Magnesite floors were common in the 1960s, mainly in Sydney, as a slab topping or an underlay to carpet and other forms of floor covering. 

Made from calcined (or burnt) magnesite and various organic and inorganic fillers such as wood, sawdust, ground silica and talc, mixed together with a solution of magnesium chloride, magnesite flooring is extremely rich in chlorides, resulting in problems of sweating, diffusion of chloride ions into the concrete substrate and metal corrosion, usually seen as lumps appearing below the carpet or cracks in the floor tiles.

Repairing a magnesite floor

The first and most important step after detecting the problem is to find out the extent of the problem and to confirm the cause of the spalling. This can be done by measuring the chloride content in the concrete and the cover to reinforcement in selected locations where the magnesite can be partially removed.
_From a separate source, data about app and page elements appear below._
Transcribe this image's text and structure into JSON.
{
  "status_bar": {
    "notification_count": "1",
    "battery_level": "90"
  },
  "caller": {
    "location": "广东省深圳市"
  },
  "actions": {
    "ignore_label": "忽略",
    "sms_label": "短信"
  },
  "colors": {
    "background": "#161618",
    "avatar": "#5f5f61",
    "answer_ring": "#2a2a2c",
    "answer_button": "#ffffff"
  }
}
This information will assist in confirming the level of chloride in the vicinity of the steel reinforcement and provide an overall idea of the percentage of steel reinforcement located in chloride contaminated concrete. 

Tests such as potential mapping to determine the corrosion activity of reinforcement in the sound concrete areas of the slab can only be undertaken if the magnesite topping is fully removed.

Options for repair

Option 1 involves removal of magnesite topping and all chloride contaminated concrete and replacing with fresh concrete.

Option 2 is to remove the magnesite topping and all spalled and delaminated concrete, carry out cathodic protection repair and install an impressed current cathodic protection system to the floor slab using mixed metal oxide (MMO) titanium mesh or ribbon anode.

Option 3 would be the removal of magnesite topping and all spalled and delaminated concrete, carry out conventional repair work (breakout behind reinforcement), and install a sacrificial anode system around the perimeter of the repaired areas as well as in the remaining sound areas of the slab.

Option 4 would require the removal of the magnesite topping and all spalled and delaminated concrete, carrying out conventional repair work, installing a sacrificial anode system around the perimeter of the repaired areas and applying a concrete sealer to prevent any further ingress of moisture and oxygen to the steel reinforcement.

Which option to select?

Only a thorough investigation by a professional corrosion engineering company can determine the extent of existing and potential deterioration and the most appropriate option for repair.

Option 1 is the preferred option under all circumstances as it will remove the risk for any further deterioration; however, in most cases this option would not be applicable due to structural consideration and cost.

Option 2 would require continuous monitoring of the floor slab and also require a professional cathodic protection company to design and install the system and undertake the monitoring of the system in order to limit any potential overprotection that may not be suitable in this application. Cathodic protection can be applied to selected areas of the slab where there is a high risk of corrosion, such as kitchens, bathrooms and along the perimeter of the premises where there is a possibility of moisture ingress. This solution is not suitable for small applications. 

Option 3 is relatively expensive and may provide corrosion protection for up to 10 years.

Option 4 is a cost effective option but it would be very difficult to estimate the time of corrosion protection that can be offered.

Therefore, it is essential an expert’s advice is obtained and a thorough assessment of the slab condition is undertaken prior to determining the repair option. 

Remedial Technology Pty Ltd provides initial professional free advice regarding all magnesite floor problems.